It’s not the swift action or amazing effects that keep one’s attention invested in the story, but rather the characters interactions, their conversations and thoughts that, in addition to affecting their lives on screen, somehow find a way to sneak into the viewer’s mind. It never ceases to amaze me how much wisdom and life-tips one can pick up just by watching Coming-of-Age movies.
Just a Dream is not the kind of film that invites a detailed analysis of the camerawork or the overall production qualities. The fact is that one hardly notices technical details. But things must be good if the story ends up well told and intriguing. Yet, when it comes to casting, I must say that not all of the actors’ performances were first-rate. The most disappointing performances are those of Robby Benson and Ally Sheedy – playing Henry’s parents.
Their acting felt both unnatural and stilted and, unless the original idea was to make their characters as awkward as possible, the scenes they appear in are far inferior to any others in the film.
It’s a good thing those scenes are not that frequent, especially compared to those in which Jeremy Sumpter appears, which is just about every scene of the film.
For him, the role of Henry was essentially the first lead role before his stellar portrayal of Peter Pan, after having had supporting roles in the stunning physiological drama Frailty (2001) and Local Boys (2002). When viewing Just a Dream, one can literally read on his face how the life lessons and experiences that Henry goes through affect his character – a clear indication of the talent of the young actor. The innocence of his character comes through perfectly. Just a Dream belongs to the Coming-of-Age genre and Sumter’s performance is so good that the film deserves to be referred to as “a Jeremy Sumter movie”.

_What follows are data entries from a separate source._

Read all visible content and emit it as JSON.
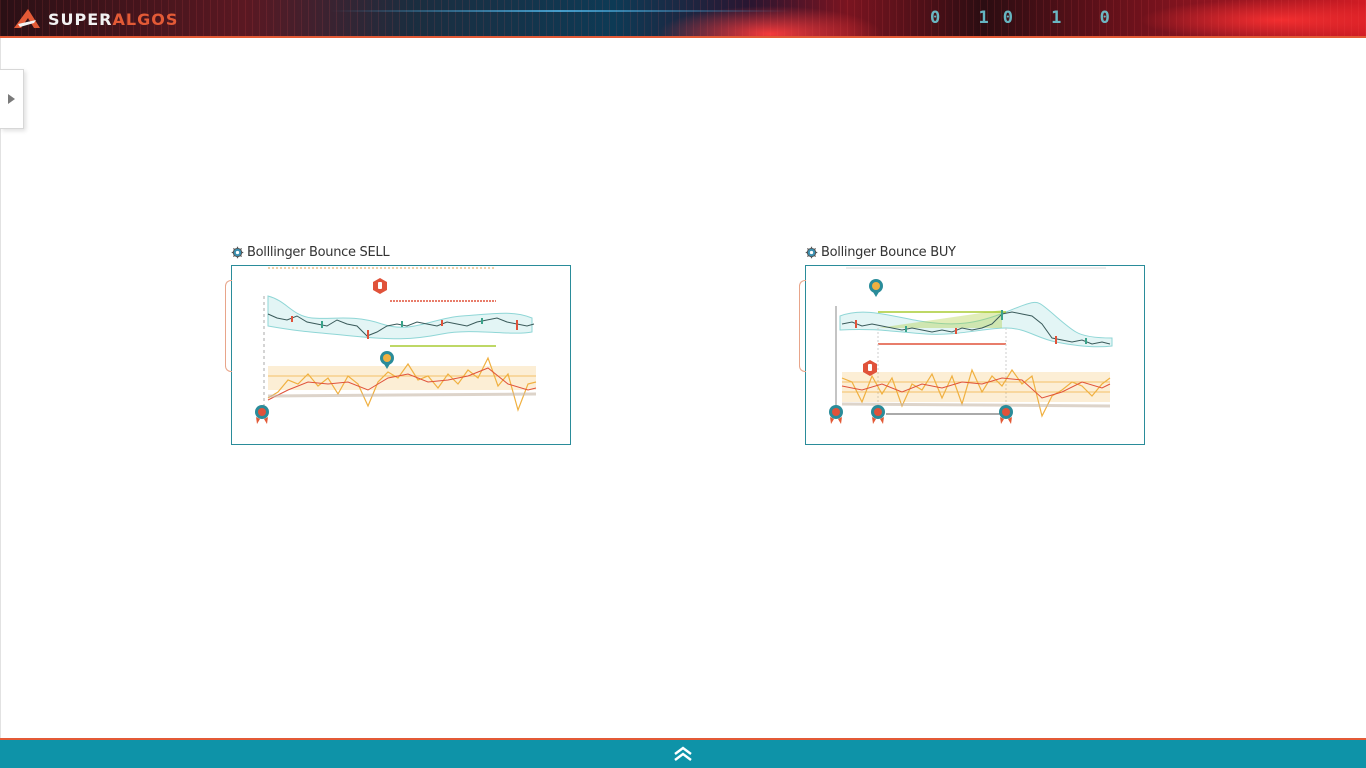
{
  "app": {
    "logo": {
      "text_primary": "SUPER",
      "text_accent": "ALGOS"
    },
    "banner_binary": "0 10 1 0"
  },
  "side_panel": {
    "toggle_icon": "triangle-right-icon"
  },
  "strategies": [
    {
      "title": "Bolllinger Bounce SELL",
      "icon": "gear-icon",
      "chart_type": "line",
      "markers": [
        "take-profit-hand-icon",
        "stop-loss-hand-icon",
        "start-badge-icon"
      ]
    },
    {
      "title": "Bollinger Bounce BUY",
      "icon": "gear-icon",
      "chart_type": "line",
      "markers": [
        "take-profit-hand-icon",
        "stop-loss-hand-icon",
        "start-badge-icon",
        "start-badge-icon",
        "start-badge-icon"
      ]
    }
  ],
  "footer": {
    "icon": "double-chevron-up-icon"
  },
  "colors": {
    "brand_accent": "#e35a36",
    "frame": "#2a8c9a",
    "footer_bg": "#0e93a8",
    "candle_up": "#3aa38a",
    "candle_down": "#e0523a",
    "band": "#8fd6d6",
    "oscillator": "#f0b040",
    "green_line": "#a8cc33",
    "red_line": "#e0523a"
  }
}
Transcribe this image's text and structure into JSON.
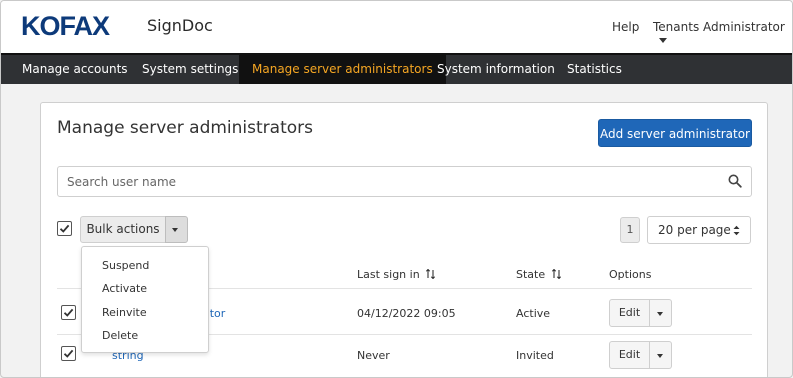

All in all, an excellent film with a real message in its story. Just a Dream deserves to be seen and enjoyed. Recommended!